Mercy, what a last few days. Just one thing after another. The small dinner party was a success, and I’m about to grill myself a hot dog, because why the hell not.
I think I had some ideas about blogs, but at the moment they have fled my brain. I should write these down. My to-do list routine is holding out, long past when I generally abandon them. But there’s something, what’s the word, centering about sitting down Sunday night or first thing Monday, turning to a fresh page in the diary, and making the list: Job 1, Job 2, personal. Maybe one of these days I’ll learn: Write it all down.
In the meantime, a question for you Californians: Where is the mine in California from which these guys are dug? Lay-deez and gennlemen, the CEO of WeWork:
Neumann is the kind of chief executive who sees pies in every sky, so it’s not surprising that even after a $14 billion step back, he calls the relationship with SoftBank “very, very, very, very positive.” While he’s known as a fierce and unpredictable negotiator whose bargaining tactics include tequila shots, he’s also always ready with a pep talk about finding your purpose, doing what you love, and making people feel less alone. Neon slogans on WeWork office walls implore you to “Hustle Harder” and “Get S#!t Done.” (More of the slogans, found in photos on the company’s website, are cycling below.) Neumann told a reporter in 2017 that WeWork’s 11-figure valuation had less to do with its revenue than its “energy and spirituality.” In a recent promotional video, he intoned, “The single most powerful word is the word ‘we.’”
…“Everyone wants to know what ARK is. I think it’s going to be amazing,” Neumann says one morning last month at WeWork’s headquarters in Manhattan’s Chelsea neighborhood. Throughout our conversation, he’s at ease making grand statements, as if the dreary details will fall in line later as long as the vision is bold enough.

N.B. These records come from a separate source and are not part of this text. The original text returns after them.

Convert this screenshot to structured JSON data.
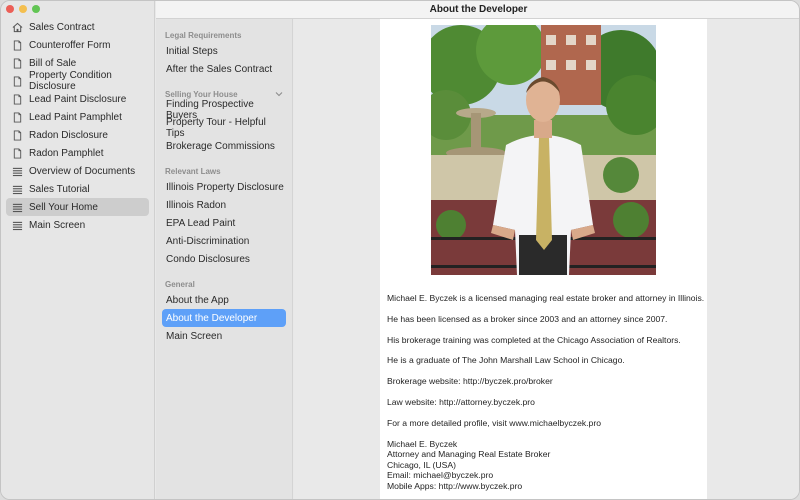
{
  "window": {
    "title": "About the Developer"
  },
  "sidebar1": {
    "items": [
      {
        "label": "Sales Contract",
        "icon": "house-icon",
        "selected": false
      },
      {
        "label": "Counteroffer Form",
        "icon": "document-icon",
        "selected": false
      },
      {
        "label": "Bill of Sale",
        "icon": "document-icon",
        "selected": false
      },
      {
        "label": "Property Condition Disclosure",
        "icon": "document-icon",
        "selected": false
      },
      {
        "label": "Lead Paint Disclosure",
        "icon": "document-icon",
        "selected": false
      },
      {
        "label": "Lead Paint Pamphlet",
        "icon": "document-icon",
        "selected": false
      },
      {
        "label": "Radon Disclosure",
        "icon": "document-icon",
        "selected": false
      },
      {
        "label": "Radon Pamphlet",
        "icon": "document-icon",
        "selected": false
      },
      {
        "label": "Overview of Documents",
        "icon": "list-icon",
        "selected": false
      },
      {
        "label": "Sales Tutorial",
        "icon": "list-icon",
        "selected": false
      },
      {
        "label": "Sell Your Home",
        "icon": "list-icon",
        "selected": true
      },
      {
        "label": "Main Screen",
        "icon": "list-icon",
        "selected": false
      }
    ]
  },
  "sidebar2": {
    "sections": [
      {
        "title": "Legal Requirements",
        "collapsible": false,
        "items": [
          "Initial Steps",
          "After the Sales Contract"
        ]
      },
      {
        "title": "Selling Your House",
        "collapsible": true,
        "items": [
          "Finding Prospective Buyers",
          "Property Tour - Helpful Tips",
          "Brokerage Commissions"
        ]
      },
      {
        "title": "Relevant Laws",
        "collapsible": false,
        "items": [
          "Illinois Property Disclosure",
          "Illinois Radon",
          "EPA Lead Paint",
          "Anti-Discrimination",
          "Condo Disclosures"
        ]
      },
      {
        "title": "General",
        "collapsible": false,
        "items": [
          "About the App",
          "About the Developer",
          "Main Screen"
        ]
      }
    ],
    "selected": "About the Developer"
  },
  "content": {
    "paragraphs": [
      "Michael E. Byczek is a licensed managing real estate broker and attorney in Illinois.",
      "He has been licensed as a broker since 2003 and an attorney since 2007.",
      "His brokerage training was completed at the Chicago Association of Realtors.",
      "He is a graduate of The John Marshall Law School in Chicago.",
      "Brokerage website: http://byczek.pro/broker",
      "Law website: http://attorney.byczek.pro",
      "For a more detailed profile, visit www.michaelbyczek.pro"
    ],
    "signature": [
      "Michael E. Byczek",
      "Attorney and Managing Real Estate Broker",
      "Chicago, IL (USA)",
      "Email: michael@byczek.pro",
      "Mobile Apps: http://www.byczek.pro"
    ]
  },
  "colors": {
    "accent": "#5ea0f8",
    "selected_gray": "#cdcdcd"
  }
}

He’s also hungry. It’s just past 11:30 a.m. when a male assistant in a black baseball cap delivers a shallow gray ceramic bowl with brown grains and a spoon. “I haven’t broken my fast yet,” the 40-year-old CEO says apologetically, instead of using the word “breakfast.” He’s clearly a big fan of the oats, sourced from Dan Barber, an “amazingly interesting” farm-to-table chef developing grains with “amazing qualities.” (These are high in fat.) Neumann invested in Barber’s seed company, Row 7, last year.
My editor and I looked at one of the Detroit WeWork spaces when we were expanding last year. It was as advertised above — very slogan-y, very go-team-y, and there’s free beer. It was also pretty expensive for what we wanted. The space was tight, and the walls were glass. There was a therapist in one of them; when I expressed amazement, the guide said, “she has curtains.”
So I’m not surprised to hear that the CEO appears to think that dreary details will fall into line later as long as the vision is bold enough.
We stayed in our cruddy suite of offices, and it’s fine.
I hope this week is easier than the last. I expect it will.